Head with erect hair-scales and characteristic 'collar' on back of head of either lamellar or piliform scales; antennae with highly specialised, paired sensilla vesiculoclada (van Nieukerken and Dop 1987); fore wing with M and R coalescent except terminally, R one-branched, M one- or two-branched; wings of males often with specialised scales on underside of fore wing and both sides of hind wing. Egg oval, flattened, convex. Larva without segmented thoracic legs or crochets; pseudolegs ('calli') often present on meso- and metathorax and on first 7 abdominal segments; head with a single stemma on each side; abdominal segment 10 with pair of internal sclerotised rods. Pupa with appendages not glued to body, 3 pairs of coxae visible, abdominal segments 2-7 movable; T2-8 with numerous spines.

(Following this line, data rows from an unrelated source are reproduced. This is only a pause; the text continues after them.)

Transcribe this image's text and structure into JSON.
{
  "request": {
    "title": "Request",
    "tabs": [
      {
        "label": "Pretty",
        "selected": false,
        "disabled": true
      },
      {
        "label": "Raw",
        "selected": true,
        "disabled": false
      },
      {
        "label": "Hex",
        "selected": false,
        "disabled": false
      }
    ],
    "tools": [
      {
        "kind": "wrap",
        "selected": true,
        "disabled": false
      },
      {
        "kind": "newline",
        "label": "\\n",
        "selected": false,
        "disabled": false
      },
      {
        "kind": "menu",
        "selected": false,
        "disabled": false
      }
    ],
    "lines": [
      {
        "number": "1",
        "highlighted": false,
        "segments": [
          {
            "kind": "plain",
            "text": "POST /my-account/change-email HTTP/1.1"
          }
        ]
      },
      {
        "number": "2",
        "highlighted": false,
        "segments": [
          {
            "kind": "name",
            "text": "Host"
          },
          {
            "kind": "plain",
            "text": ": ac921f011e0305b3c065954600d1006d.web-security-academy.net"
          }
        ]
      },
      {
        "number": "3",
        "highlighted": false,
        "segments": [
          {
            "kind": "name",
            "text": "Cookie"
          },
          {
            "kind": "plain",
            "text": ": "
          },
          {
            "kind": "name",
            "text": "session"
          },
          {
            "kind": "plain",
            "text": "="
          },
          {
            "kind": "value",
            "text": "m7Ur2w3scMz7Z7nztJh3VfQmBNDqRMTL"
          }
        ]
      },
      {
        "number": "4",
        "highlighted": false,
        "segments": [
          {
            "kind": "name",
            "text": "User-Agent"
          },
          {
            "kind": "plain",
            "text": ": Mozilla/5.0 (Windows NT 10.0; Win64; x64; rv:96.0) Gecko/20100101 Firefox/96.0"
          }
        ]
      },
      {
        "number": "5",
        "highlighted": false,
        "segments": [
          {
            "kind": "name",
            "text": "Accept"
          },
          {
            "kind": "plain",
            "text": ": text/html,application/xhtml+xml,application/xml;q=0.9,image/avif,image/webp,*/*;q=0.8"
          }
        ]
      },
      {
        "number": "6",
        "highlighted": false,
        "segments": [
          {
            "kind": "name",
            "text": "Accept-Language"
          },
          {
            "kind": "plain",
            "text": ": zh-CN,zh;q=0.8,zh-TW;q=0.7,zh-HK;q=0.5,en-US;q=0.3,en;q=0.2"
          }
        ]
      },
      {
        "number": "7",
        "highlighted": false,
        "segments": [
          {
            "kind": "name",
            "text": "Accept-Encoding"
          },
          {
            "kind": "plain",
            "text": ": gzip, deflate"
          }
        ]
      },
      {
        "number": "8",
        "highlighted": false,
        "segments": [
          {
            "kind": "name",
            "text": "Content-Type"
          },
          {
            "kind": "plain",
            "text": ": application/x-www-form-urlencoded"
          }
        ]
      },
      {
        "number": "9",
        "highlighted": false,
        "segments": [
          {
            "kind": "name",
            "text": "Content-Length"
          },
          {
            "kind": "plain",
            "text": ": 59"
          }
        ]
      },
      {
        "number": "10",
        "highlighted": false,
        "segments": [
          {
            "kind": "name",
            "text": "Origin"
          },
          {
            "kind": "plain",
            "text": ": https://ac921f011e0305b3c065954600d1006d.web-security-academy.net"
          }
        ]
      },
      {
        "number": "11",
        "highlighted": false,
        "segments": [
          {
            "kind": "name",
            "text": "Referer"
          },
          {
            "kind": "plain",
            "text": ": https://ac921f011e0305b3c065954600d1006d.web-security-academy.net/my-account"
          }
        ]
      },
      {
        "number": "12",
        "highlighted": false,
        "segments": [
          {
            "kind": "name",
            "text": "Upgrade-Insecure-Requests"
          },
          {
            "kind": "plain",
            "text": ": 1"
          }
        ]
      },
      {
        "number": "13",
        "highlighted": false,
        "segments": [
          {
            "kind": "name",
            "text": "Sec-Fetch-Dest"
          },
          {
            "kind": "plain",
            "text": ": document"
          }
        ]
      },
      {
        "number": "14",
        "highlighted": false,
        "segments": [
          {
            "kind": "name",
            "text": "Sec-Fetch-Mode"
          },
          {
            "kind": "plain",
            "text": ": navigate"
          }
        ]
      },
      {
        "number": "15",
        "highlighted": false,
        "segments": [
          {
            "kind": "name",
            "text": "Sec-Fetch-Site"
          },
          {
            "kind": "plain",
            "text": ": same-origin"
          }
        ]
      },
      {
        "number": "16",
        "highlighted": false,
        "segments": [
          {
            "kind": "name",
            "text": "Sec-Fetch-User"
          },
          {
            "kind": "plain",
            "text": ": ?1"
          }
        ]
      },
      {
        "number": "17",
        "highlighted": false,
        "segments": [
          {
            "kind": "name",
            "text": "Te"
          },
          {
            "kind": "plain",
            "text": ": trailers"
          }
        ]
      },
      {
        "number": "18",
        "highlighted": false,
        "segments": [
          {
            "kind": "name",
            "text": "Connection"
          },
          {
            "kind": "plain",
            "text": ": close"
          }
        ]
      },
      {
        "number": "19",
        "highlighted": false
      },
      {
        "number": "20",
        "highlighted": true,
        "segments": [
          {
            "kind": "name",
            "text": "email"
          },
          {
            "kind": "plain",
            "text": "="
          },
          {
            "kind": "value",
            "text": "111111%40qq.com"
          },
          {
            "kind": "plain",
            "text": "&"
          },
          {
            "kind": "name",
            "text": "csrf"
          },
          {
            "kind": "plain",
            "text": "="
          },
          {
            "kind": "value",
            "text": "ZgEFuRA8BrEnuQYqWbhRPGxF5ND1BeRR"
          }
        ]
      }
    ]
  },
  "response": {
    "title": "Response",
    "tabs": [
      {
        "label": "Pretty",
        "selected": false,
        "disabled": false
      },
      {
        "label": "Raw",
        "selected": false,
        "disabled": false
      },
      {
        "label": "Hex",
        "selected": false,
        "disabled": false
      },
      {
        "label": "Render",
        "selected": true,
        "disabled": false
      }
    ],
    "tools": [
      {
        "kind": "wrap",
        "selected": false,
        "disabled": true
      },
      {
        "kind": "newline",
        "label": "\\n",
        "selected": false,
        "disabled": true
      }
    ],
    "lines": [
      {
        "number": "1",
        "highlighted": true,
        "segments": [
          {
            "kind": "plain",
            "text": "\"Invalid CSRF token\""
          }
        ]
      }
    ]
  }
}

Only 16 species of Nepticulidae have been described from Australia. They are, however, numerous and the fauna may well exceed 300 species. Most Australian species are black, but some are brown or grey, or have a transverse, silvery fascia typical of many species in the northern hemisphere. The family has been intensively studied in many parts of the world (van Nieukerken 1986).

  • Nepticulid (micro moth)